[Page and application data records]
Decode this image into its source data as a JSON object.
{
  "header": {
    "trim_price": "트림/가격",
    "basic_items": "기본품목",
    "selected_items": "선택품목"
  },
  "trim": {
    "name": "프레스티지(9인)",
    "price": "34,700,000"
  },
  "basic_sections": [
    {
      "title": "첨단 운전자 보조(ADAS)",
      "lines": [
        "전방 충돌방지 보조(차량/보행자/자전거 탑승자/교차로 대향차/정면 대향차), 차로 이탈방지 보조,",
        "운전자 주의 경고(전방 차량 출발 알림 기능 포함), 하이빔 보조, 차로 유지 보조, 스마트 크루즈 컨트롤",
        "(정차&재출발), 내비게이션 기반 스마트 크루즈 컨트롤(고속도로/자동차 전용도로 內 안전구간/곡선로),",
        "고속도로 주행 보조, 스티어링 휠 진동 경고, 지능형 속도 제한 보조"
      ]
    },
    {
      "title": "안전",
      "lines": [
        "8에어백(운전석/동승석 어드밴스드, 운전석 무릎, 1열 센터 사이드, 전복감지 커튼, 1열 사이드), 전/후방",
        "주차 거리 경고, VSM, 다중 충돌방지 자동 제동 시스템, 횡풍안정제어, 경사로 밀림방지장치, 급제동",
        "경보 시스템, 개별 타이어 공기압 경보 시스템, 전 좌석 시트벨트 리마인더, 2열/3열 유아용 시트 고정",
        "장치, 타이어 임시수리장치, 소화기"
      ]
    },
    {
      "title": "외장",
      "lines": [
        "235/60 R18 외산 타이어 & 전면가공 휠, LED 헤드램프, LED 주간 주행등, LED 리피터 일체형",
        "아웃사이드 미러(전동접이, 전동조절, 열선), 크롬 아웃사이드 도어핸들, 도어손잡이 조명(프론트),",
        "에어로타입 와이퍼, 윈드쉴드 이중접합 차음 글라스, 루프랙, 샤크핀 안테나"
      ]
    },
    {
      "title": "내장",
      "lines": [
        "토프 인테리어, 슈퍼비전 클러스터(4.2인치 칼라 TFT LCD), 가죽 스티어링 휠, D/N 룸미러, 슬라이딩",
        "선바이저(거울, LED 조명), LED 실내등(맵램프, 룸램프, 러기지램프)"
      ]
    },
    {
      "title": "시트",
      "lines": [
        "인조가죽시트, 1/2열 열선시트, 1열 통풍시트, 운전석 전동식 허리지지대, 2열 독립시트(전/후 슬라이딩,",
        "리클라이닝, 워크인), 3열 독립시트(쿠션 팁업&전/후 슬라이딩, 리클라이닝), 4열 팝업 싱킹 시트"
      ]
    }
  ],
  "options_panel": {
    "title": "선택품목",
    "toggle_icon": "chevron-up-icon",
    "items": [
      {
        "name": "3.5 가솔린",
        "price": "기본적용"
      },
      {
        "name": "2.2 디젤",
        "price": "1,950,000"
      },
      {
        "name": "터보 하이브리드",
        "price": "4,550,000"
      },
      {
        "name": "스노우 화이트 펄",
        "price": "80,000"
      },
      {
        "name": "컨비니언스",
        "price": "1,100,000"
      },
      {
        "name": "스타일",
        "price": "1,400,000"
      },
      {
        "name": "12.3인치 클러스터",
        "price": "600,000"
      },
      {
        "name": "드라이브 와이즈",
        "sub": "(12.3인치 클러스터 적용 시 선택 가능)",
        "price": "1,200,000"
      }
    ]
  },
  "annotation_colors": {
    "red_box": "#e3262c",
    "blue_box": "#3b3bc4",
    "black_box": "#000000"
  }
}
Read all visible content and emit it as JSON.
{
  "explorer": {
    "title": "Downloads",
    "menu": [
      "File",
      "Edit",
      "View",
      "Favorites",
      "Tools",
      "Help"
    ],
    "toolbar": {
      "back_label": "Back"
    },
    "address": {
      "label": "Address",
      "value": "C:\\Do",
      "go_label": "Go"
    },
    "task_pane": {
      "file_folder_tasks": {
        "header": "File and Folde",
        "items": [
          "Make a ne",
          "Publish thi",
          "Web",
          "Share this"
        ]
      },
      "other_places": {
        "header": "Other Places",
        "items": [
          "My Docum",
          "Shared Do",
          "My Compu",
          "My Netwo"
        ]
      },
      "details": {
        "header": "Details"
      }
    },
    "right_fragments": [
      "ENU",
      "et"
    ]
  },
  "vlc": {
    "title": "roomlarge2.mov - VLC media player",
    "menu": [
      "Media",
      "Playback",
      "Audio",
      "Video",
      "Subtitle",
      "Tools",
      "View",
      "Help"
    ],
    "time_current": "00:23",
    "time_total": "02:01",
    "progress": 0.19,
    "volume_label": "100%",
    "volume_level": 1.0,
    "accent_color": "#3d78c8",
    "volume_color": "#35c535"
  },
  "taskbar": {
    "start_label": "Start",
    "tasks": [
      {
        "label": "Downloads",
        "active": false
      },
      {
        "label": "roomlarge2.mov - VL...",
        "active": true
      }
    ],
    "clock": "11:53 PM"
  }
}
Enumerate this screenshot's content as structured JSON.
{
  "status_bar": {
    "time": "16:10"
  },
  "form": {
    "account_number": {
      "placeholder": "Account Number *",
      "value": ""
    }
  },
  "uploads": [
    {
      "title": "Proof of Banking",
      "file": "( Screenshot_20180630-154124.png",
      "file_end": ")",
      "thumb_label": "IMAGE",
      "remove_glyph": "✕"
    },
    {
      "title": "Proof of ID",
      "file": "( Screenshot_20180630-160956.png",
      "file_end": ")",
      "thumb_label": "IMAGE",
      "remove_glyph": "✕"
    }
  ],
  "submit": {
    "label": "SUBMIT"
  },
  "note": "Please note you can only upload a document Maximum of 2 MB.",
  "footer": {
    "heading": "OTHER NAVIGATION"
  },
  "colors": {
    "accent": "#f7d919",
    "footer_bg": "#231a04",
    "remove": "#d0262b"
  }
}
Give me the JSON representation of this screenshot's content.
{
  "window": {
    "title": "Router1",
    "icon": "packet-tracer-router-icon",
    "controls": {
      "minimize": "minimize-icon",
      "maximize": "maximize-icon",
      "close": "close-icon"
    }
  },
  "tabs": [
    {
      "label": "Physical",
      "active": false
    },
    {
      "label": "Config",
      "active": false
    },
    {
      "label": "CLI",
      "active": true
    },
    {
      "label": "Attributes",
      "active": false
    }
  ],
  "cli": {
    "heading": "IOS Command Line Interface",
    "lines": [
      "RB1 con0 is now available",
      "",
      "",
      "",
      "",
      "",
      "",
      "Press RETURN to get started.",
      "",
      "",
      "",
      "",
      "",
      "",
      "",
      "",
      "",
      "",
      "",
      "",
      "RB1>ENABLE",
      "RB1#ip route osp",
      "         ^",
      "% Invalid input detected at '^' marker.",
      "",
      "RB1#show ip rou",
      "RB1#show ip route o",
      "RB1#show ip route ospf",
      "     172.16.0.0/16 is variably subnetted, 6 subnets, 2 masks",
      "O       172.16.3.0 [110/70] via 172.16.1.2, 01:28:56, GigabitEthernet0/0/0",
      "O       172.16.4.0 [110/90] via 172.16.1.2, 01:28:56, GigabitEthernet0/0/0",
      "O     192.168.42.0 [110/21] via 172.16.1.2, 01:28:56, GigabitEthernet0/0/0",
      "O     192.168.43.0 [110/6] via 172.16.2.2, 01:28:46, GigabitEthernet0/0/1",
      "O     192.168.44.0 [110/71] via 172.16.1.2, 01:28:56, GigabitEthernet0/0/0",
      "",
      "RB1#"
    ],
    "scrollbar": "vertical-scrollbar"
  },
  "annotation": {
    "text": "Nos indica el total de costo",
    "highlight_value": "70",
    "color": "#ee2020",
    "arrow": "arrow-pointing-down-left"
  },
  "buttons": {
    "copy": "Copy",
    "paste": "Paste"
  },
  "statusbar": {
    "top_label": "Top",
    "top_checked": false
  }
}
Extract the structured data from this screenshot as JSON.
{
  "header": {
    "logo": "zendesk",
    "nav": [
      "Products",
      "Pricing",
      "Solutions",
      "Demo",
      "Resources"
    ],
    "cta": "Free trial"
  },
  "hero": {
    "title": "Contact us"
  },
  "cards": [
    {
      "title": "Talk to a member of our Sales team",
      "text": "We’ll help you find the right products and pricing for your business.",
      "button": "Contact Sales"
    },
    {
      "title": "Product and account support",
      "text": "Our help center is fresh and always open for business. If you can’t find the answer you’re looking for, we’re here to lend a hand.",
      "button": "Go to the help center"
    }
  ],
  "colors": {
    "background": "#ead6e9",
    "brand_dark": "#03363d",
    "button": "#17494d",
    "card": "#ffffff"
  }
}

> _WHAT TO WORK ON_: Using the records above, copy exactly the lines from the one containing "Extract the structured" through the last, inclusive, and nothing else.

> _WRITTEN RESPONSE_:
Extract the structured data from this screenshot as JSON.
{
  "header": {
    "logo": "zendesk",
    "nav": [
      "Products",
      "Pricing",
      "Solutions",
      "Demo",
      "Resources"
    ],
    "cta": "Free trial"
  },
  "hero": {
    "title": "Contact us"
  },
  "cards": [
    {
      "title": "Talk to a member of our Sales team",
      "text": "We’ll help you find the right products and pricing for your business.",
      "button": "Contact Sales"
    },
    {
      "title": "Product and account support",
      "text": "Our help center is fresh and always open for business. If you can’t find the answer you’re looking for, we’re here to lend a hand.",
      "button": "Go to the help center"
    }
  ],
  "colors": {
    "background": "#ead6e9",
    "brand_dark": "#03363d",
    "button": "#17494d",
    "card": "#ffffff"
  }
}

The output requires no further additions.